on this day, is included (detail).
In the center of the icon below the Apostles, a royal figure is seen against a dark background. This is a symbolic figure, Cosmos, representing the people of the world living in darkness and sin, and involved in pagan worship (7). However, the figure carries in his hands a cloth containing scrolls which represent the teaching of the Apostles (8). The tradition of the Church holds that the Apostles carried the message of the Gospel to all parts of the world.
|7. The Cosmos, appearing in the center of the icon, representing the people of the world (detail).||8. The scrolls that are carried by the Cosmos are representing the teachings of the Apostles (detail).|
In the icon of Pentecost we see the fulfillment of the promise of the Holy Spirit, sent down upon the Apostles who will teach the nations and baptize them in the name of the Holy Trinity. Here we see that the Church is brought together and sustained in unity through the presence and work of the Holy Spirit, that the Spirit guides the Church in the missionary endeavor throughout the world, and that the Spirit nurtures the Body of Christ, the Church, in truth and love.
Orthodox Christian Celebration of
the Feast of Pentecost
This great Feast of the Church is celebrated with the Divine Liturgy of Saint John Chrysostom on the Sunday that is the fiftieth day after the celebration of Pascha. The Liturgy is conducted on the day of the Feast, and is preceded the evening before by a Great Vespers service and on the morning of the Feast by the Matins service. On the day of the Feast a Vespers service is conducted that includes the kneeling prayers. These prayers mark the beginning of the practice of kneeling during the Liturgy at the time when the holy gifts of bread and wine are consecrated as the body and blood of Christ. The practice of kneeling has been suspended during the Paschal season. On the Monday following the Feast, the Divine Liturgy is conducted in commemoration of the All-holy and Life-creating and All-powerful Spirit, Who is God, and One of the Trinity, and of one honor and one essence and one glory with the Father and the Son (From the Synaxarion of the Feast).
Scripture readings for the Feast are the following: At the Saturday Vespers: Numbers 11:16-17, 24-29; Joel 2:23-32; Ezekiel 36:24-28. At the Orthros (Matins): John 20:19-23. At the Pentecost Sunday Divine Liturgy: Acts 2:1-11; John 7:37-52, 8:12. At the Divine Liturgy on the Monday of the Holy Spirit: Ephesians 5:8-19; Matthew 18:10-20.
Prayer of the Holy Spirit
Heavenly King, Comforter, the Spirit of Truth, everywhere present and filling all things, Treasury of blessings and Giver of life: come and abide in us, cleanse us from every impurity and save our souls, O Good One.
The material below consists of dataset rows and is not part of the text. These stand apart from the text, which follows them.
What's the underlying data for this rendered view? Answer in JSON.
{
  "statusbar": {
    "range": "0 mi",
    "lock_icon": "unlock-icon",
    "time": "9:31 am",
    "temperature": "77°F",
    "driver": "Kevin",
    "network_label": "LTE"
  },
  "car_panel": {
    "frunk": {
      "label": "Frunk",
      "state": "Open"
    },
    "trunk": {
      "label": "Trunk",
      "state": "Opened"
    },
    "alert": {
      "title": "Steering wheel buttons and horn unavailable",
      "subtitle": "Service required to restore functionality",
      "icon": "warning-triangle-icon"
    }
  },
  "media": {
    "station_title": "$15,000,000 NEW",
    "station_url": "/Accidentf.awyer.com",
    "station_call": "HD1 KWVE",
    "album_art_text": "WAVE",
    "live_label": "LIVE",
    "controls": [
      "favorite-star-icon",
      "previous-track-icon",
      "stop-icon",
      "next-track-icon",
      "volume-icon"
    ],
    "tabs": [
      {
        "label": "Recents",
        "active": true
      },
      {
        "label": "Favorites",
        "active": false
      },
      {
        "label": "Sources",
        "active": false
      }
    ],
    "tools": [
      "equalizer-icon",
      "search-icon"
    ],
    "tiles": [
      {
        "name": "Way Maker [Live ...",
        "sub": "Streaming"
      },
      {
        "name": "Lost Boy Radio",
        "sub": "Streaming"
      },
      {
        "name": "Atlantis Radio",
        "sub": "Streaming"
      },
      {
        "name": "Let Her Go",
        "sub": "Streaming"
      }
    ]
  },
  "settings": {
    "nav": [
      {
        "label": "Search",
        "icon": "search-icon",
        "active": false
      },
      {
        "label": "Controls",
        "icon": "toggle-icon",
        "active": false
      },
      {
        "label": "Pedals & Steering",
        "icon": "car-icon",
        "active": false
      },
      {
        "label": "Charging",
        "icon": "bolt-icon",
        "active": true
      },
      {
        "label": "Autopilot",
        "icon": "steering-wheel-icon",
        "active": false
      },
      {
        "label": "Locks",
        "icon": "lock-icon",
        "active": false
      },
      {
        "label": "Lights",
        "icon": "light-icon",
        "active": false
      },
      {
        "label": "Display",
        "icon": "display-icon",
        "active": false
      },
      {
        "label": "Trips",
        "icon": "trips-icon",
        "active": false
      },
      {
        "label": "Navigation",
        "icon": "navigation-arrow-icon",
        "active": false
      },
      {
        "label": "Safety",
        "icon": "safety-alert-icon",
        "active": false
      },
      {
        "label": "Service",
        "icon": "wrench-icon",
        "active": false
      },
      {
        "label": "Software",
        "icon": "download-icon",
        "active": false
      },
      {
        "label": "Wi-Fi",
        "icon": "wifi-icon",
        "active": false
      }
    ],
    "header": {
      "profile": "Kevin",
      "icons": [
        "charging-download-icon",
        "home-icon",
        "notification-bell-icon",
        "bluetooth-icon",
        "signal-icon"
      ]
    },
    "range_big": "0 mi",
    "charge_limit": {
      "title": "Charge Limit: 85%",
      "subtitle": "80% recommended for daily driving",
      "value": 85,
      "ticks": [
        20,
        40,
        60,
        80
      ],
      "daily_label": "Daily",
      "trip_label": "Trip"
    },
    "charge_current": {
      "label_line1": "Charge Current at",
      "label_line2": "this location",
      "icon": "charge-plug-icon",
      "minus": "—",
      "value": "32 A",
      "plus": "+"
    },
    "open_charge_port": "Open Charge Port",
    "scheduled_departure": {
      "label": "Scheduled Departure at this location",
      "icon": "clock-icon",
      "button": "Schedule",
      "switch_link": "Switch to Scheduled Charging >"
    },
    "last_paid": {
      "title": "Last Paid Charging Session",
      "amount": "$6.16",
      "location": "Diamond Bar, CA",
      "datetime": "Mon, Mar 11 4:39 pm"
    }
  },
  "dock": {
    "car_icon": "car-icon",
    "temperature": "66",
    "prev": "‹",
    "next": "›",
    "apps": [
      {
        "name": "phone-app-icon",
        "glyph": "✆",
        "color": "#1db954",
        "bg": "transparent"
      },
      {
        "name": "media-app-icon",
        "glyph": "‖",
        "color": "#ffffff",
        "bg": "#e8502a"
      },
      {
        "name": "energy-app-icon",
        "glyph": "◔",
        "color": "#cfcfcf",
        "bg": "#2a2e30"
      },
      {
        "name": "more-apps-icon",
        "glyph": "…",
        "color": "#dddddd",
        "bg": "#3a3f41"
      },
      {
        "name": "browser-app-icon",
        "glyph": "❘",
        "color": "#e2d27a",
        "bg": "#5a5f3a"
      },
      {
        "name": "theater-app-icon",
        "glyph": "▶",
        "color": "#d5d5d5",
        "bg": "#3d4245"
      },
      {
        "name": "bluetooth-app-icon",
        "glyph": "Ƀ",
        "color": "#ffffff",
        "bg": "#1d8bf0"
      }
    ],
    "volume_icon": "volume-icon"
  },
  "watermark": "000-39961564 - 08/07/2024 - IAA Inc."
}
Apolytikion (Plagal Tone Four)
Blessed are You, O Christ our God, who made fisherman all-wise, by sending down upon them the Holy Spirit, and through them, drawing all the world into Your net. O Loving One, glory be to You.
Kontakion (Plagal Tone Four)
When the Most High came down and confounded tongues of men at Babel, He divided the nations. When He dispensed the tongues of fire, He called all to unity, and with one voice we glorify the Most Holy Spirit.
Icon of the Feast of Pentecost, used with permission from Theologic
© Greek Orthodox Archdiocese of America
The Incarnate God: The Feasts of Jesus Christ and the Virgin Mary, Catherine Aslanoff, editor and Paul Meyendorff, translator (Crestwood, NY: St. Vladimir’s Seminary Press, 1995).
Festival Icons for the Christian Year by John Baggley (Crestwood, NY: St. Vladimir's Seminary Press, 2000), pp. 157-159.